Granted, it’s a box stuffed with so much innovative tech and marketing glamour that even Pandora might have been tempted to take another peek. But – in much the same way Ikea made cabinets portable, hip and affordable – the success of the rolled mattress has taken the industry by surprise, and fundamentally changed the way we buy beds.

In a few short years, the upstart bed-in-a-box brands and their white-label imitators have claimed over 17% of the UK’s mattress sales by volume, according to the latest NBF figures. They’ve taken a US recipe – one-size-fits-all, easy returns, heavily advertised – and, one by one, made it palatable to the UK consumer. 

And, emboldened by a growing faith in online shopping (despite being Western Europe’s third-largest economy, the UK was by far its largest market for ecommerce sales in 2017, says Forbes), we’ve devoured this trendy concept.

Not content with staying out in the digital playground, these brands are now going in-store. Yes, Simba did it in partnership with John Lewis back in February 2016 – but now they’re entering Bensons, Emma’s coming to DFS, Eve to Dreams, and Leesa to West Elm (another US export).

So, what is it about these mattresses that has consumers so enraptured? Their cost? Comfort? Convenience?
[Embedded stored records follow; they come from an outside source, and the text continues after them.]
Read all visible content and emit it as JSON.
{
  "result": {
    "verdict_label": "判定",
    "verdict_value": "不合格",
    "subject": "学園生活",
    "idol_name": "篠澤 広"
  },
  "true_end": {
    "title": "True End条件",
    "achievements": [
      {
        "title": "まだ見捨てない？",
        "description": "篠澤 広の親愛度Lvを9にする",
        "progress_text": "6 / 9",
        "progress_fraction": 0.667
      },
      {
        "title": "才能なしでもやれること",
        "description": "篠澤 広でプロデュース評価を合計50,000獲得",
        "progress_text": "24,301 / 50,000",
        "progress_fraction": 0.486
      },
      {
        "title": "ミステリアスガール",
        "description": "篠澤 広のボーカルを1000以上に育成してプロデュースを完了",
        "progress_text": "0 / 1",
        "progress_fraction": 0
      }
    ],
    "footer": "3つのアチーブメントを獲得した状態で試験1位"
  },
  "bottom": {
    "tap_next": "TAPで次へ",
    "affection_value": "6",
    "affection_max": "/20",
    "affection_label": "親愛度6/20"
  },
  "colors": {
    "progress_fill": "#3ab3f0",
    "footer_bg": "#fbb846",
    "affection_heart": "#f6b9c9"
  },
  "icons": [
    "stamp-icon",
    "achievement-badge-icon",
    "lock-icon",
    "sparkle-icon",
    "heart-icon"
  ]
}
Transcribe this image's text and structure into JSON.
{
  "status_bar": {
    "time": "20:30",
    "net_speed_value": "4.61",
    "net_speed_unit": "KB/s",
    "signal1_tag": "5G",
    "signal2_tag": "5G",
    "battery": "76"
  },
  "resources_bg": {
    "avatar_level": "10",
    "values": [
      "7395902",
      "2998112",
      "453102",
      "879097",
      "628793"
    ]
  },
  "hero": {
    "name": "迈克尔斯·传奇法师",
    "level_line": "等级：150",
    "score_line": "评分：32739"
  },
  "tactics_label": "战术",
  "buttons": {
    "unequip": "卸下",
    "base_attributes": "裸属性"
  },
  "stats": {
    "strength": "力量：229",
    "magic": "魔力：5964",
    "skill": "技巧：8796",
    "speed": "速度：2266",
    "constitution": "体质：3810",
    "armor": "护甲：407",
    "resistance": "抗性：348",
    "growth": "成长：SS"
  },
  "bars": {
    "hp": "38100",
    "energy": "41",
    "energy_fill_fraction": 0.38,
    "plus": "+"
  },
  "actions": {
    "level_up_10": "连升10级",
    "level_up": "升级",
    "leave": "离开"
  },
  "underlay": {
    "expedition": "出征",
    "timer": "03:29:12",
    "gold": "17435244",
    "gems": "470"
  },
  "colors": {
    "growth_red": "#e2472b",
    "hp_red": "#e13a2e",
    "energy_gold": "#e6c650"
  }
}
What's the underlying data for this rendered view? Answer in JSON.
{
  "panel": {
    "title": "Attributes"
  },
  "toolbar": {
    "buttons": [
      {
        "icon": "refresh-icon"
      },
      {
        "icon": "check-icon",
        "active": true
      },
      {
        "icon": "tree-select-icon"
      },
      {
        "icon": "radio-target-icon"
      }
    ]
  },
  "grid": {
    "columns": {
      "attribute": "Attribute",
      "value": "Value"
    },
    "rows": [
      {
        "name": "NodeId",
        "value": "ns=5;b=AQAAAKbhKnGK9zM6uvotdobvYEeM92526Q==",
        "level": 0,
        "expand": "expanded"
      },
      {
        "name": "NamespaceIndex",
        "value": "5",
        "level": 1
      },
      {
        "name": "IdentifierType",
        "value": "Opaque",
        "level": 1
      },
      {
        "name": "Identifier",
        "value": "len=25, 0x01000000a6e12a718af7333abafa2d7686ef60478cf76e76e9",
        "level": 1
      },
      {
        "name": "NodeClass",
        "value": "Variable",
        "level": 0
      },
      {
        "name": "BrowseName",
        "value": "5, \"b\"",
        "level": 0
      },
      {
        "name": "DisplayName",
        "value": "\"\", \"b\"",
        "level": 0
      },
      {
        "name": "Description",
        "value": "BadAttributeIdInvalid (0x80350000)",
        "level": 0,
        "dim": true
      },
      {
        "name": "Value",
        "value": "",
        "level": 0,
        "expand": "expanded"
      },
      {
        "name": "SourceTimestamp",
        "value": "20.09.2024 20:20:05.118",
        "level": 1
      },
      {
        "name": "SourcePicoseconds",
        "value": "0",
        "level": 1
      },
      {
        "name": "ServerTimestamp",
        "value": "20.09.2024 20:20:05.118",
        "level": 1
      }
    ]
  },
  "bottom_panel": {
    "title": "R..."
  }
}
Perhaps, but I think that, more than anything, it’s because they’re easy to like, and simple to understand – in a world that can be anything but.

“The fact that these brands have stripped so much out of the marketplace shows that plenty of customers just don’t have the time to really consider what they’re buying,” says Mammoth’s John Tuton.

The time-starved among us are clearly susceptible to the notion of a simple solution, delivered without friction, and these disruptors (a term that’s already a bit outdated now they’ve become a new normal) have done an excellent job of screaming their brands’ straightforward stories from the rooftops. 

Yet, for all the impact they’ve made, there are already signs of wear. Eve’s CEO waved goodbye in July after the brand’s H1 sales fell well short of expectations, the brand blaming “volatile trading patterns” and “strategic missteps” in its European strategy – but could it be that the approach it shares with some other upstarts is seriously flawed?

“We are concerned that some of our highly-unprofitable competitors are overselling and under-delivering, and causing a bubble in the market,” opines Max Laarmann, CEO of rival, Emma. He believes that committing huge sums of marketing spend to courting a consumer who may take up to 10 years to make a repeat purchase is incredibly short sighted, and could harm consumer perception of the entire movement should that bubble burst.

It’s not the only criticism that’s been levelled at these new kids on the block – could the increasingly keen pricing we’re seeing from newcomers be the start of a race to the bottom? – but it’s a reminder that both winners and losers will emerge from this fiercely competitive arena. 

The rest of the industry – even those who have developed their own solutions – will just have to hope that consumer perception is not one of the victims. 

Because once that gets out of hand, it’s very hard to put it back in the box.

This article was originally published in the September 2018 issue of Furniture News magazine.